  • Another project with Gregory Holm: Noah designed the art deco façade of the double buildings at 1428 Gratiot Avenue, now Antietam, the French restaurant just north of the Eastern Market, opened in 2015. (Antietam just received notice in the June issue of Architectural Digest as part of Detroit’s creative renaissance.)

About Antietam

After their collaboration on the Firehouse, Greg called in Noah on the start of his next project. He had purchased a pair of buildings on Gratiot – with no specific idea what he wanted to do with them until half-way through the renovation. “We had to re-do the facades anyway,” explains Noah, “Essentially, the design is based on what was already there. All of the facades on the block were rebuilt at the same time around 1936, when Gratiot Boulevard was expanded. At that time,  Art Deco was the style and, if you look up and down the block, you’ll still see elements of the Guardian Building — a huge influence.”

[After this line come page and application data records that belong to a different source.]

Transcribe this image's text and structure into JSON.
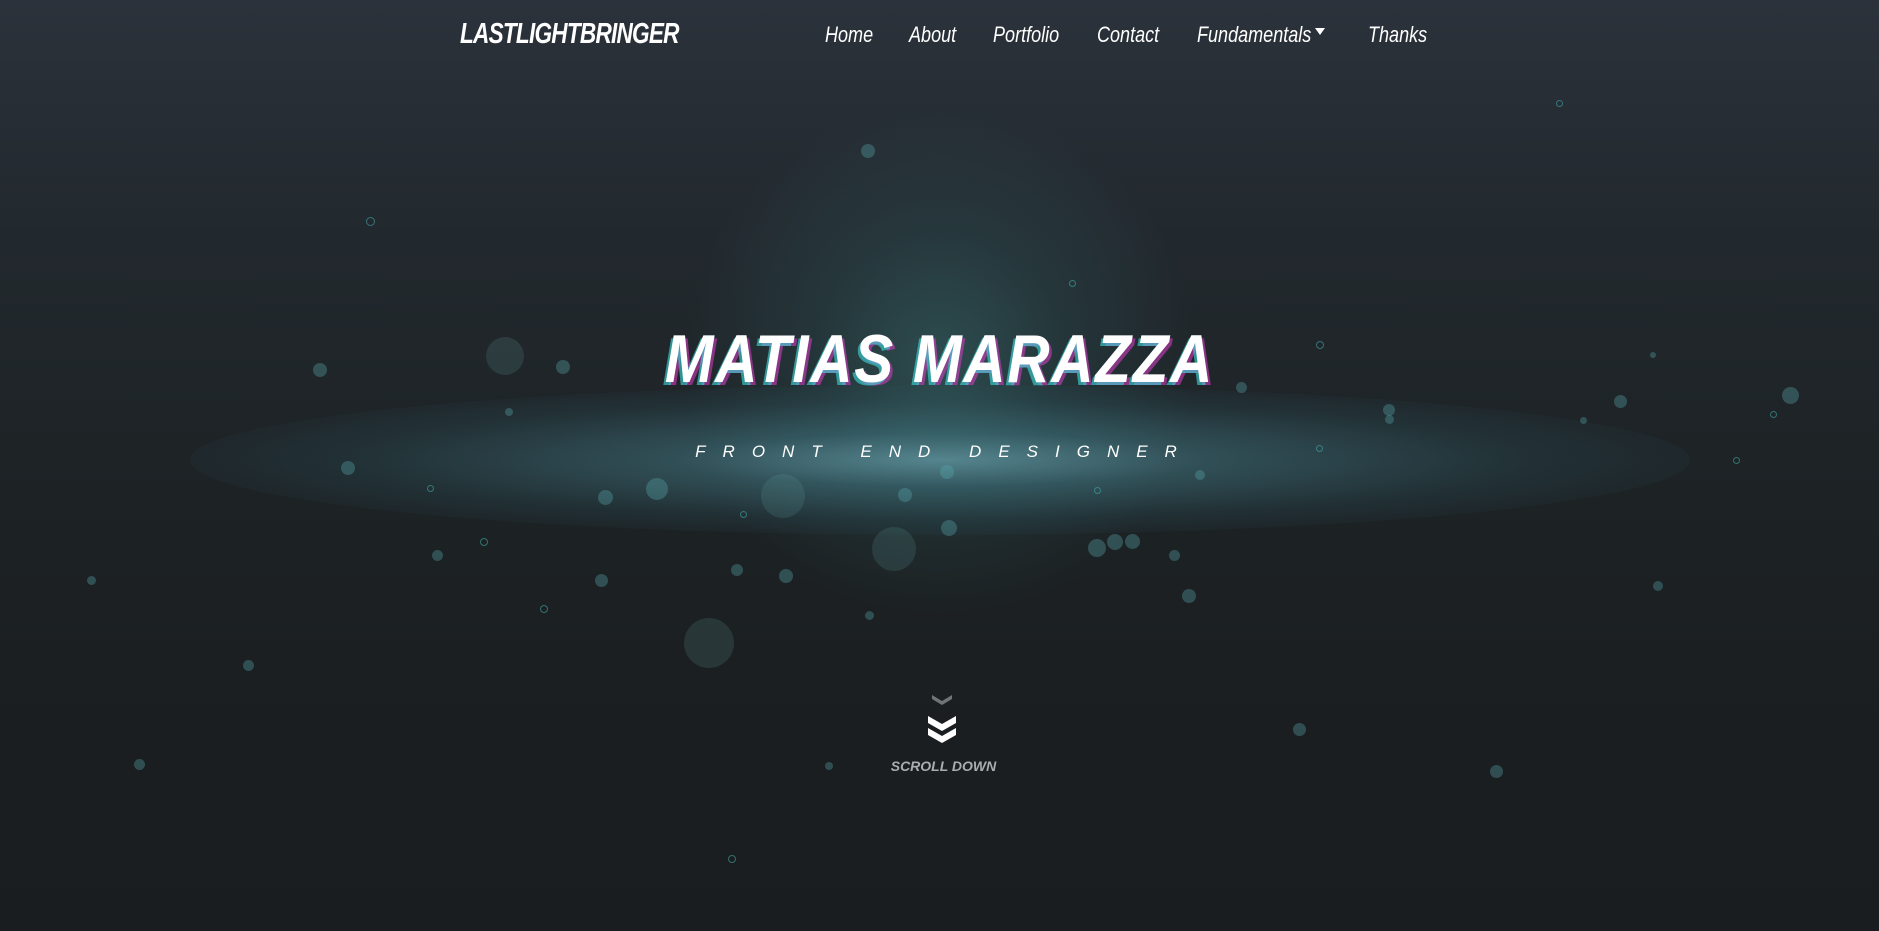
{
  "header": {
    "brand": "LASTLIGHTBRINGER",
    "nav": [
      {
        "label": "Home"
      },
      {
        "label": "About"
      },
      {
        "label": "Portfolio"
      },
      {
        "label": "Contact"
      },
      {
        "label": "Fundamentals",
        "has_dropdown": true
      },
      {
        "label": "Thanks"
      }
    ]
  },
  "hero": {
    "name": "MATIAS MARAZZA",
    "subtitle": "FRONT END DESIGNER"
  },
  "scroll": {
    "label": "SCROLL DOWN",
    "icon": "double-chevron-down-icon"
  },
  "colors": {
    "background_top": "#2b323b",
    "background_bottom": "#1a1d1f",
    "glow": "#7dc3d2",
    "text": "#ffffff",
    "scroll_label": "#a9adb1"
  }
}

A glimpse of Noah Resnick’s next project — transforming nearly half a city block into a children’s writing workshop. Keep an eye out for 826 Michigan and storefront, “Detroit Robot Factory.”
A glimpse of Noah Resnick’s next project — transforming nearly half a city block into a children’s writing workshop. Keep an eye out for 826 Michigan and storefront, “Detroit Robot Factory.”

Coming soon? 826 Robot Factory

Standing with Noah against a bright turquoise-painted brick wall on Winder Street, around the corner from Germack Pistachio Company in the Eastern Market, we get a glimpse of his next project – transforming nearly half a city block into a children’s writing workshop.

About three years ago, Noah started doing pro bono work for a 826 National, a network of seven writing and tutoring centers, including the one in Ann Arbor called 826 Michigan located inside the Liberty Street Robot Supply and Repair Shop. Now plans are underway to open a second 826 Michigan. Pending fundraising, work will start in the fall to transform the two-story building into kid-friendly workspace and a storefront designated as “The Detroit Robot Factory.”

From classic and historic to modern and urban, Noah describes his style as collaborative – design that works. “I look at context,” he says, “I don’t believe in subscribing to any noticeable style. There’s no need for me to have a signature. I’m okay with my buildings blending into the context, being well designed, but working with the urban landscape and being appropriate to its position. I feel my contribution is about enhancing the general endeavor, and learning something new in the process. I guess that’s what makes me so passionate about teaching – inspiring creativity in others and bringing out the best in my students and colleagues.”